Right next to my love of writing is my love of music. In fact, as I look at my novels, I find that music is inescapably woven through them. I take my literary cues from the music I listen to.
Tchaikovsky’s Violin Concerto in D Major was the inspiration behind my women’s fiction: Pieces of Paris. My heroine, Annalisse, is stuck in the Missouri Ozarks with her Quixotic husband who thinks he has found the Garden of Eden. However, she grew up on a farm and knows that a farm is just a farm. She is overcome by PTSD and finds herself immersed in flashbacks of another life her husband knows nothing about. Before that life ended tragically (thus causing her to bury the memories deeply), she was a concert pianist (Rachmaninoff’s Second Piano Concerto and Chopin’s etudes figure here). More importantly, she was passionately in love with a brilliant violinist consumed by the Tchaikovsky.

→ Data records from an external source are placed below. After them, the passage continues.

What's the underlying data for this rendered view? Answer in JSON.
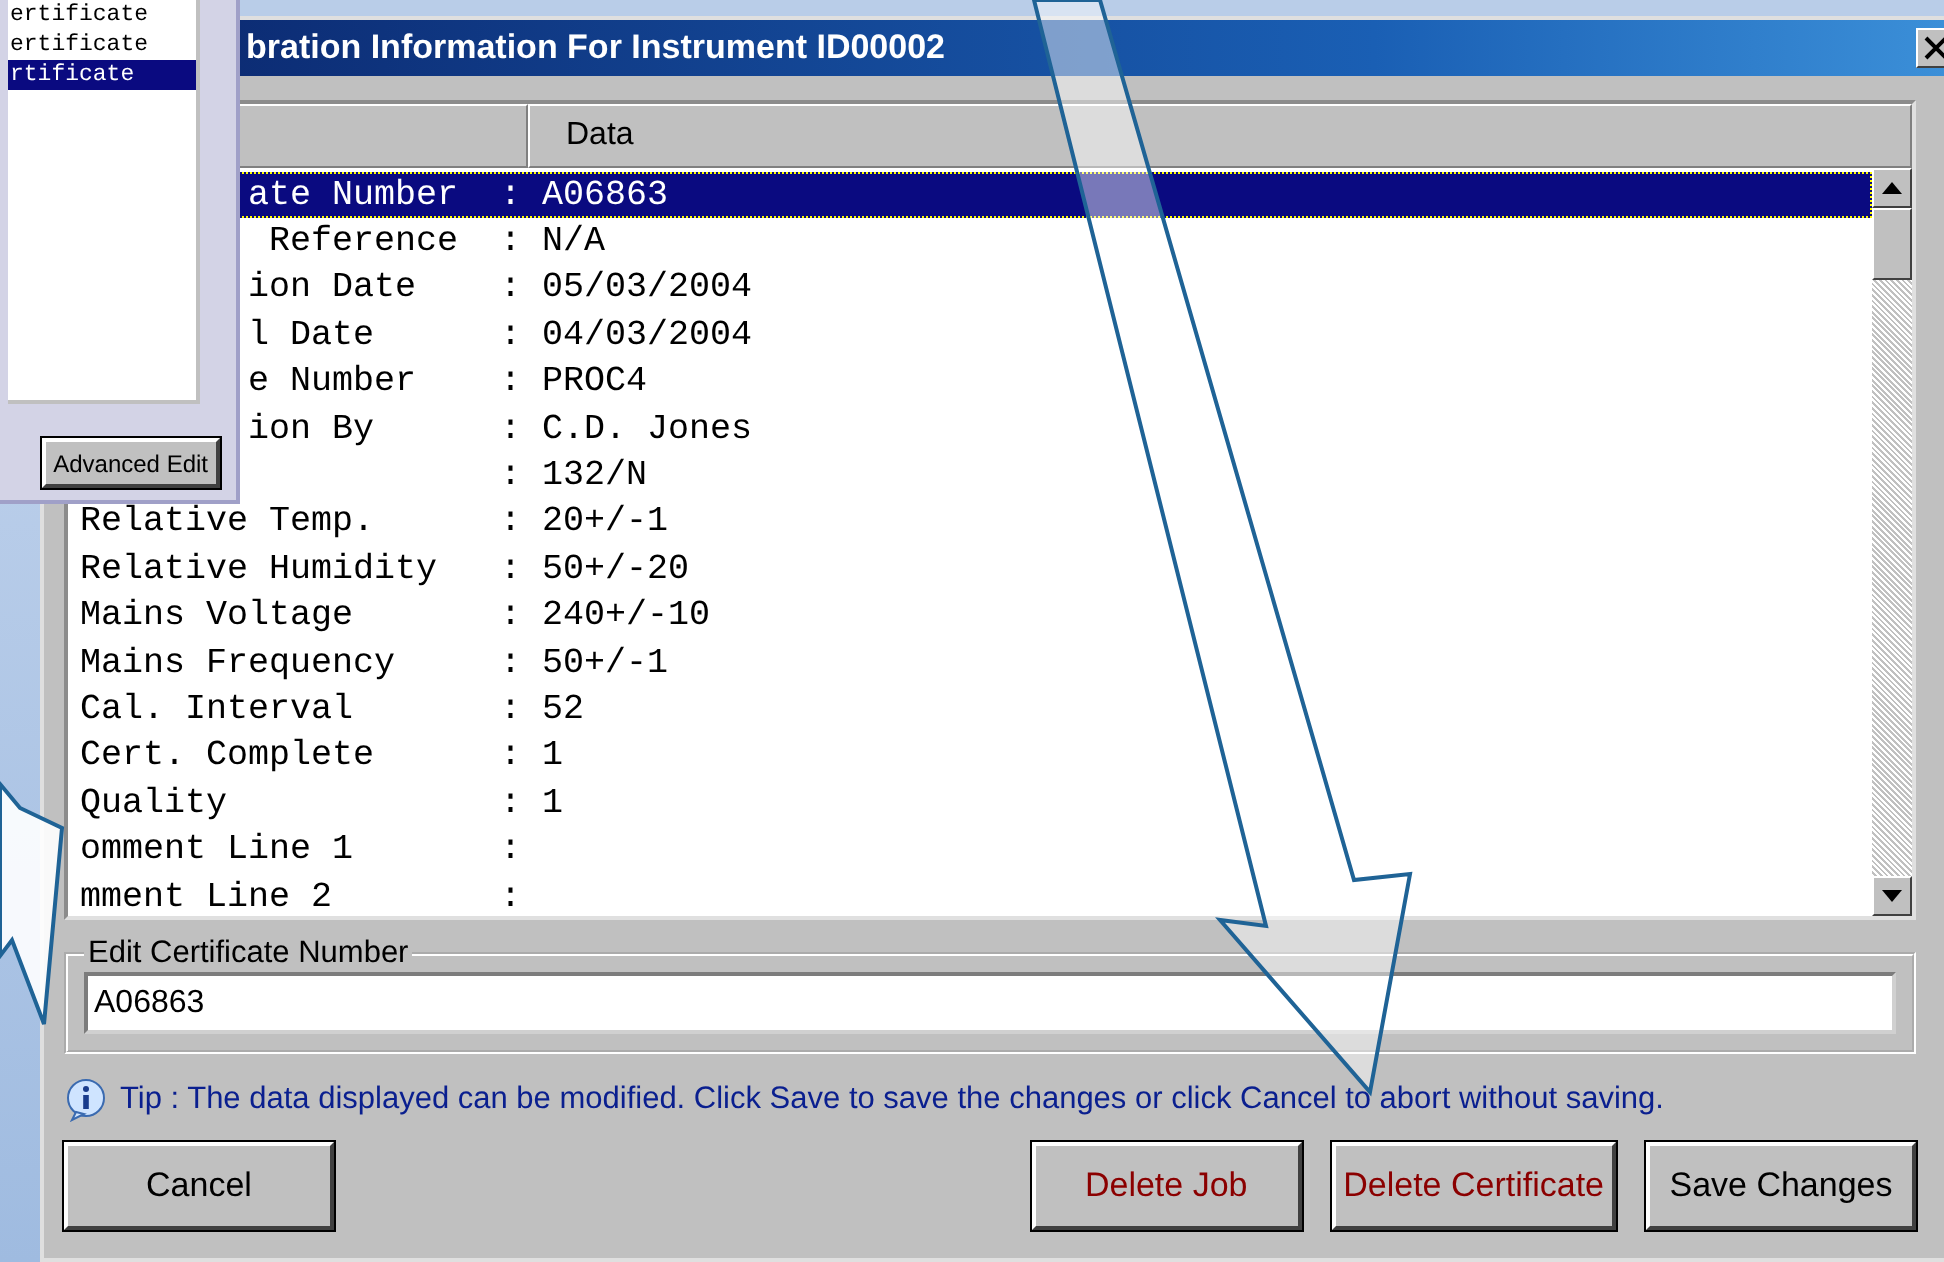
{
  "back_window": {
    "items": [
      {
        "label": "ertificate",
        "selected": false
      },
      {
        "label": "ertificate",
        "selected": false
      },
      {
        "label": "rtificate",
        "selected": true
      }
    ],
    "button": "Advanced Edit"
  },
  "window": {
    "title": "bration Information For Instrument ID00002"
  },
  "table": {
    "columns": [
      "",
      "Data"
    ],
    "rows": [
      {
        "kind": "clipped",
        "label": "ate Number",
        "sep": ":",
        "value": "A06863",
        "selected": true
      },
      {
        "kind": "clipped",
        "label": " Reference",
        "sep": ":",
        "value": "N/A",
        "selected": false
      },
      {
        "kind": "clipped",
        "label": "ion Date",
        "sep": ":",
        "value": "05/03/2004",
        "selected": false
      },
      {
        "kind": "clipped",
        "label": "l Date",
        "sep": ":",
        "value": "04/03/2004",
        "selected": false
      },
      {
        "kind": "clipped",
        "label": "e Number",
        "sep": ":",
        "value": "PROC4",
        "selected": false
      },
      {
        "kind": "clipped",
        "label": "ion By",
        "sep": ":",
        "value": "C.D. Jones",
        "selected": false
      },
      {
        "kind": "clipped",
        "label": "",
        "sep": ":",
        "value": "132/N",
        "selected": false
      },
      {
        "kind": "full",
        "label": "Relative Temp.",
        "sep": ":",
        "value": "20+/-1",
        "selected": false
      },
      {
        "kind": "full",
        "label": "Relative Humidity",
        "sep": ":",
        "value": "50+/-20",
        "selected": false
      },
      {
        "kind": "full",
        "label": "Mains Voltage",
        "sep": ":",
        "value": "240+/-10",
        "selected": false
      },
      {
        "kind": "full",
        "label": "Mains Frequency",
        "sep": ":",
        "value": "50+/-1",
        "selected": false
      },
      {
        "kind": "full",
        "label": "Cal. Interval",
        "sep": ":",
        "value": "52",
        "selected": false
      },
      {
        "kind": "full",
        "label": "Cert. Complete",
        "sep": ":",
        "value": "1",
        "selected": false
      },
      {
        "kind": "full",
        "label": "Quality",
        "sep": ":",
        "value": "1",
        "selected": false
      },
      {
        "kind": "full",
        "label": "omment Line 1",
        "sep": ":",
        "value": "",
        "selected": false
      },
      {
        "kind": "full",
        "label": "mment Line 2",
        "sep": ":",
        "value": "",
        "selected": false
      }
    ]
  },
  "edit": {
    "legend": "Edit Certificate Number",
    "value": "A06863"
  },
  "tip": "Tip : The data displayed can be modified. Click Save to save the changes or click Cancel to abort without saving.",
  "buttons": [
    {
      "kind": "neutral",
      "label": "Cancel"
    },
    {
      "kind": "danger",
      "label": "Delete Job"
    },
    {
      "kind": "danger",
      "label": "Delete Certificate"
    },
    {
      "kind": "neutral",
      "label": "Save Changes"
    }
  ]
}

In creating that character, I also became consumed—both with him and with that amazingly complex composition. I played it as I wrote, and Jules became one of my most memorable characters. The concerto is vastly yearning, longing for resolution. Jules’s character development traced the concerto’s. In the same way, as I wrote this book during my twenty-five year apprenticeship, I was yearning for the completion that only writing could give me. I was stretching, as the violinist stretches in this composition. It was plainly the soundtrack for my literary life.
In my most recent book, The Only Way to Paradise, a tale of four women who find hope and healing in Italy, two of my “crazy ladies” are violinists. Arthritis has stricken Georgia, ending her career as a violin sensation. The Mendelssohn Violin Concerto was her signature piece, and she played it “like silk.” As I wrote of Georgia and her memories, I played the concerto as my “soundtrack.” When she thinks she wants to end her life, she hears through her window in Florence, the sound of the Dvorak violin concerto played by an anonymous virtuoso. The Slavic melody of the music echoes her mood, but saves her life. The violinist turns out to be one of her companions, whom she undertakes to mentor.
It is one of life’s great ironies that I understand music, but cannot play a note, nor even read it! However, I cannot live without it. Now, as I write a frothy romance, I am listening to a lot of Bach and Puccini arias. Except for the duel scene—that is accompanied by Shostakovich’s uber-dramatic Fifth Symphony!